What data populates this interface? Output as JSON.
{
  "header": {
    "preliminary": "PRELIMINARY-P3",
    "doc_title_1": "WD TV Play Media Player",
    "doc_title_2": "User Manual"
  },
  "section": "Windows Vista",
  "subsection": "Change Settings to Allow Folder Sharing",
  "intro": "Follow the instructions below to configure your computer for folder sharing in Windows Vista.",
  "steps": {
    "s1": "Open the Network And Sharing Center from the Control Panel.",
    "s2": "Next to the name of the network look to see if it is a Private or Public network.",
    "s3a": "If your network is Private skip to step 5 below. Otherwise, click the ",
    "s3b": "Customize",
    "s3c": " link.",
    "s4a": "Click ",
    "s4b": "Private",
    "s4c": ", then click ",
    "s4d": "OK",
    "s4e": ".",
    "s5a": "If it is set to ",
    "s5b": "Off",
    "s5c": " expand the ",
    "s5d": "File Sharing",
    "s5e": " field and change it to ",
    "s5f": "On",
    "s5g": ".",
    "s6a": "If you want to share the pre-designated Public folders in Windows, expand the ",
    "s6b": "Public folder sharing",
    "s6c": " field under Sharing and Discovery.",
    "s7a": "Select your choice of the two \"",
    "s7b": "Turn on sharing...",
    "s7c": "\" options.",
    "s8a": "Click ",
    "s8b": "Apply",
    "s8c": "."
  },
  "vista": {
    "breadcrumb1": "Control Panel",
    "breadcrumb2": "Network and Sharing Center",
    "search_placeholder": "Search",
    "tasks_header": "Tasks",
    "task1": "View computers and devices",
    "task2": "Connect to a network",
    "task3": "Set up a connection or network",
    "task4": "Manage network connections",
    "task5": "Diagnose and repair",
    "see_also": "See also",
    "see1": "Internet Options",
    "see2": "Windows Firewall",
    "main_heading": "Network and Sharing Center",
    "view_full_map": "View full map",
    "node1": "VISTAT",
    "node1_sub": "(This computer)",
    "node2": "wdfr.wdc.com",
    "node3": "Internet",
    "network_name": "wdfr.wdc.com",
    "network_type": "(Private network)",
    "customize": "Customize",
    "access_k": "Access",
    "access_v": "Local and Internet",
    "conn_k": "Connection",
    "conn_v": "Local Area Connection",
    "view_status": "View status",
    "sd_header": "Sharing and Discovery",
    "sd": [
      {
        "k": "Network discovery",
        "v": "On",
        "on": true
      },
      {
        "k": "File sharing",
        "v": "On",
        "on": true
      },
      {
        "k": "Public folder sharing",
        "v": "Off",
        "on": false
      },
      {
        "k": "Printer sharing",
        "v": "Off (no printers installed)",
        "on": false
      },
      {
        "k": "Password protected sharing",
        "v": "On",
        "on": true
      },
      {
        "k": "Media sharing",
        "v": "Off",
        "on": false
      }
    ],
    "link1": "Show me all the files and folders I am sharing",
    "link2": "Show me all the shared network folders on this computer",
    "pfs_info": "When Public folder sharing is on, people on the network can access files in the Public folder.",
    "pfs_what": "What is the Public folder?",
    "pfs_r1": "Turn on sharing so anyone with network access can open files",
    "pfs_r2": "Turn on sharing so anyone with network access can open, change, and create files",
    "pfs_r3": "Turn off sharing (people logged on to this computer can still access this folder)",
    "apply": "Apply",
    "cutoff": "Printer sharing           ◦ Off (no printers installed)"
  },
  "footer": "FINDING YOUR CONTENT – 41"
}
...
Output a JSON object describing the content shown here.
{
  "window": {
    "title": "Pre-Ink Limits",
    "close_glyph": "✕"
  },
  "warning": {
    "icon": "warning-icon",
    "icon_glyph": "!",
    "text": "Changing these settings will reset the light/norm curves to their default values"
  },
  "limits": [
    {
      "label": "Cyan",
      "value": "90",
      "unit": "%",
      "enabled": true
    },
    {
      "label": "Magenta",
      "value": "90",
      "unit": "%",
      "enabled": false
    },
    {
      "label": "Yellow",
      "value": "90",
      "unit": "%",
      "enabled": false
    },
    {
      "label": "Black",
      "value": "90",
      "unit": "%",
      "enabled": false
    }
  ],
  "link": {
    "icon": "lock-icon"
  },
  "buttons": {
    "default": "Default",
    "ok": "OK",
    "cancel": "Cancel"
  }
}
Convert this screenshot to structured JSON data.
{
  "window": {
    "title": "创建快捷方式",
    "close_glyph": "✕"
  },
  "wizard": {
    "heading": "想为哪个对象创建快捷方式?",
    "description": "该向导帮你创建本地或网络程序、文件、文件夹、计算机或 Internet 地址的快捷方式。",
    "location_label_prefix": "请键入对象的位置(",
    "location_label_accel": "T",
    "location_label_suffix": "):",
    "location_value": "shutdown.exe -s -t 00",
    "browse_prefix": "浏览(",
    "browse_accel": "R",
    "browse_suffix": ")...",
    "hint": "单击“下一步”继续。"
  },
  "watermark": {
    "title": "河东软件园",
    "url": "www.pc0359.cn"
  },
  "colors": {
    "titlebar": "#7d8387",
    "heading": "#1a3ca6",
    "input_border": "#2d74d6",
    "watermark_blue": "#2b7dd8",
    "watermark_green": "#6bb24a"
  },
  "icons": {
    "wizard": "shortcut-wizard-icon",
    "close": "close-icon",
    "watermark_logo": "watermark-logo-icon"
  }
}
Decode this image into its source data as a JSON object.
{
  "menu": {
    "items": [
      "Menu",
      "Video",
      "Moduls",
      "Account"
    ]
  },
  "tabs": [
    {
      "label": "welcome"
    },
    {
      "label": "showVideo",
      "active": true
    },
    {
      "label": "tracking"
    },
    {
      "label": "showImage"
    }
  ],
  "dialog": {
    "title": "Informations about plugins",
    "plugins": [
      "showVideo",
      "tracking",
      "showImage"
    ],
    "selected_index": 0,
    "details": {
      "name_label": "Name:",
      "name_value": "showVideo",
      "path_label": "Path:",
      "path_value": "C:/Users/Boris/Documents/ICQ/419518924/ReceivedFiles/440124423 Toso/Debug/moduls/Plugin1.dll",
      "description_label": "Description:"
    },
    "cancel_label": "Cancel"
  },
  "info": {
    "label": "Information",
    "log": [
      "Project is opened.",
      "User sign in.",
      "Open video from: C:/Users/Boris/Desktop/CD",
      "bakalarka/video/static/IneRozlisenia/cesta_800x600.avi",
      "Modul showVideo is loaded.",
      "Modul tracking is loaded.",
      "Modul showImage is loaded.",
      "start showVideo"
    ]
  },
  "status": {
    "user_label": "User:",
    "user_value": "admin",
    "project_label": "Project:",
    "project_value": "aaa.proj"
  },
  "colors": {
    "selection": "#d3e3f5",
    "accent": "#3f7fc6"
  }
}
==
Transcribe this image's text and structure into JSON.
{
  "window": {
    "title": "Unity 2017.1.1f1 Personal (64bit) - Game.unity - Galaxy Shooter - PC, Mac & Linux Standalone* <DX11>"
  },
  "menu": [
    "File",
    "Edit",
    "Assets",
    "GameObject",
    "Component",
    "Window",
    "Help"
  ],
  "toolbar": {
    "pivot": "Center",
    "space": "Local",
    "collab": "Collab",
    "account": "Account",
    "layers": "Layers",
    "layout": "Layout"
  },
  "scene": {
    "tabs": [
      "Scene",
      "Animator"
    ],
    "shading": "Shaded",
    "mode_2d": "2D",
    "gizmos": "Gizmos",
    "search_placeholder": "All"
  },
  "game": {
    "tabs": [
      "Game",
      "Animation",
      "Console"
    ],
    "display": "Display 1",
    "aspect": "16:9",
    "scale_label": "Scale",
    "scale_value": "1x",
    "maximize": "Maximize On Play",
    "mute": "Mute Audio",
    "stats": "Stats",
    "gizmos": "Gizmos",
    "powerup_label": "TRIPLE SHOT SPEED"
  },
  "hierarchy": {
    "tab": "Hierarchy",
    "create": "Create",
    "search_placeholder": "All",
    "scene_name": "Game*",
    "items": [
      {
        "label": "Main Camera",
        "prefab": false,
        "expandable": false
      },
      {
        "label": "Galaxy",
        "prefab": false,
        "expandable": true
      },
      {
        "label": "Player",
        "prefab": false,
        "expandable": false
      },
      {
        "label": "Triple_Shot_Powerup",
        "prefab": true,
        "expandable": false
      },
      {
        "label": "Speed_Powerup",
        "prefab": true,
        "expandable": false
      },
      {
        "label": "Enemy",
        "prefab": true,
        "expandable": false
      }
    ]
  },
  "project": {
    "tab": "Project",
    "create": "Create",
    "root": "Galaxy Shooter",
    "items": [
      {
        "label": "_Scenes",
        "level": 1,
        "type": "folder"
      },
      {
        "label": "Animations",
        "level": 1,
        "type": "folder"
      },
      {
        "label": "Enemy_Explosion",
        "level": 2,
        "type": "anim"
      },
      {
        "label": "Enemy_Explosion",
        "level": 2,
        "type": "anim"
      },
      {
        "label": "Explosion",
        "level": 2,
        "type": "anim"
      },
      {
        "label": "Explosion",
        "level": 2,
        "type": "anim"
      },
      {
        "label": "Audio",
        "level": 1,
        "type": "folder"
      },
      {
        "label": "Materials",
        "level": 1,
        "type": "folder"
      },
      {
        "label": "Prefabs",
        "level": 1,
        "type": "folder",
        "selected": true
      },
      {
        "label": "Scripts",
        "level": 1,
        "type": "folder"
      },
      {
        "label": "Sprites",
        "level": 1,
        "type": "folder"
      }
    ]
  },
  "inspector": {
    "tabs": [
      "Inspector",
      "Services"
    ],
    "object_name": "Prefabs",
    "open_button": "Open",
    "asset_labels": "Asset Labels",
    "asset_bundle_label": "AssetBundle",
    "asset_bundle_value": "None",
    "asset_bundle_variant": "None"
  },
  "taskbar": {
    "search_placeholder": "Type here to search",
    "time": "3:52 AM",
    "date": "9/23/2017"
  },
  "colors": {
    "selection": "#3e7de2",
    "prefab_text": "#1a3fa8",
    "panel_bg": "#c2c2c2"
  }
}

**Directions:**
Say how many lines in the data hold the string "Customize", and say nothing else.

**Problem solution:**
2